DATA EXTRACTS:
== Segment start ==

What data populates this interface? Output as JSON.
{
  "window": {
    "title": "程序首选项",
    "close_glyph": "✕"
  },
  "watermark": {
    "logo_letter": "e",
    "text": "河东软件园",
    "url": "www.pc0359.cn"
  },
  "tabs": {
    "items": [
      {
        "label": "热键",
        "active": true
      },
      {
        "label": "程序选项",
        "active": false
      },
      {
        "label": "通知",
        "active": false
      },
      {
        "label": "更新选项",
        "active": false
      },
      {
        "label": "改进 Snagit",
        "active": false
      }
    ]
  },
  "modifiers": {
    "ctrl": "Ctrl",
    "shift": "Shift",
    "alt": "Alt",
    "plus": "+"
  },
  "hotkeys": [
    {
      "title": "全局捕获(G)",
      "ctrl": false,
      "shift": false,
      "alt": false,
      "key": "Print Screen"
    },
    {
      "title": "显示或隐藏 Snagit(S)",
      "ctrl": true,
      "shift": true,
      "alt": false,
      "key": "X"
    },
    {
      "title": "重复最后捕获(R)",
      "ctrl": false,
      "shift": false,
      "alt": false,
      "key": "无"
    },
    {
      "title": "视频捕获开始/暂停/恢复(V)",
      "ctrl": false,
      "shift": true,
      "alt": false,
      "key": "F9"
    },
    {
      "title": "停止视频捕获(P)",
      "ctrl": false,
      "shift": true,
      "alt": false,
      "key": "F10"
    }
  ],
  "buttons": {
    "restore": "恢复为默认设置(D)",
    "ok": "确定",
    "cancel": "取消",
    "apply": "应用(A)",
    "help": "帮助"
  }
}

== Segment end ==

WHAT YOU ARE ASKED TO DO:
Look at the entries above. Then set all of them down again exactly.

EXERCISE SOLUTION:
What data populates this interface? Output as JSON.
{
  "window": {
    "title": "程序首选项",
    "close_glyph": "✕"
  },
  "watermark": {
    "logo_letter": "e",
    "text": "河东软件园",
    "url": "www.pc0359.cn"
  },
  "tabs": {
    "items": [
      {
        "label": "热键",
        "active": true
      },
      {
        "label": "程序选项",
        "active": false
      },
      {
        "label": "通知",
        "active": false
      },
      {
        "label": "更新选项",
        "active": false
      },
      {
        "label": "改进 Snagit",
        "active": false
      }
    ]
  },
  "modifiers": {
    "ctrl": "Ctrl",
    "shift": "Shift",
    "alt": "Alt",
    "plus": "+"
  },
  "hotkeys": [
    {
      "title": "全局捕获(G)",
      "ctrl": false,
      "shift": false,
      "alt": false,
      "key": "Print Screen"
    },
    {
      "title": "显示或隐藏 Snagit(S)",
      "ctrl": true,
      "shift": true,
      "alt": false,
      "key": "X"
    },
    {
      "title": "重复最后捕获(R)",
      "ctrl": false,
      "shift": false,
      "alt": false,
      "key": "无"
    },
    {
      "title": "视频捕获开始/暂停/恢复(V)",
      "ctrl": false,
      "shift": true,
      "alt": false,
      "key": "F9"
    },
    {
      "title": "停止视频捕获(P)",
      "ctrl": false,
      "shift": true,
      "alt": false,
      "key": "F10"
    }
  ],
  "buttons": {
    "restore": "恢复为默认设置(D)",
    "ok": "确定",
    "cancel": "取消",
    "apply": "应用(A)",
    "help": "帮助"
  }
}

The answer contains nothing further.